Problem
Where a line below has the string "Linear" in it, include it in the count, and give that count alone.

Data records
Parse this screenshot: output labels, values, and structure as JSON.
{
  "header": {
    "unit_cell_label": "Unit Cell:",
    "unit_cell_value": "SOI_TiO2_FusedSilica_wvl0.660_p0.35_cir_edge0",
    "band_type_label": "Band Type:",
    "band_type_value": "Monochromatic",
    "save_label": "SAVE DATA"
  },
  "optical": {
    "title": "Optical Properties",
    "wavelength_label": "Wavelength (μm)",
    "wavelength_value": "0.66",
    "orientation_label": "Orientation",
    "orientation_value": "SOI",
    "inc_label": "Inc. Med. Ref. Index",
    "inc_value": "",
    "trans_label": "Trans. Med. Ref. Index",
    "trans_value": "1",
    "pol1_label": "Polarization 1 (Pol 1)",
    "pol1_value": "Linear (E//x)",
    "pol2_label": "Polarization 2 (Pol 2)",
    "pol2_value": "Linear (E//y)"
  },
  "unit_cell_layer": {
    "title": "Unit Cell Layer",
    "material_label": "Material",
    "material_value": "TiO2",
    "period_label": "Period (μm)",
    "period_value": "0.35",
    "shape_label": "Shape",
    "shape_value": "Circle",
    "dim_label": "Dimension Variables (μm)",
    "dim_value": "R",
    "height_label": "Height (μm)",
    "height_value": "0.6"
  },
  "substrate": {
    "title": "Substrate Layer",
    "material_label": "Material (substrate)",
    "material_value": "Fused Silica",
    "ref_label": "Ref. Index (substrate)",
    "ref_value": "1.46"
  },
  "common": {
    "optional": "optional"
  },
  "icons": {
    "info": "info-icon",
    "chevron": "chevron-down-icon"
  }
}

Your solution
2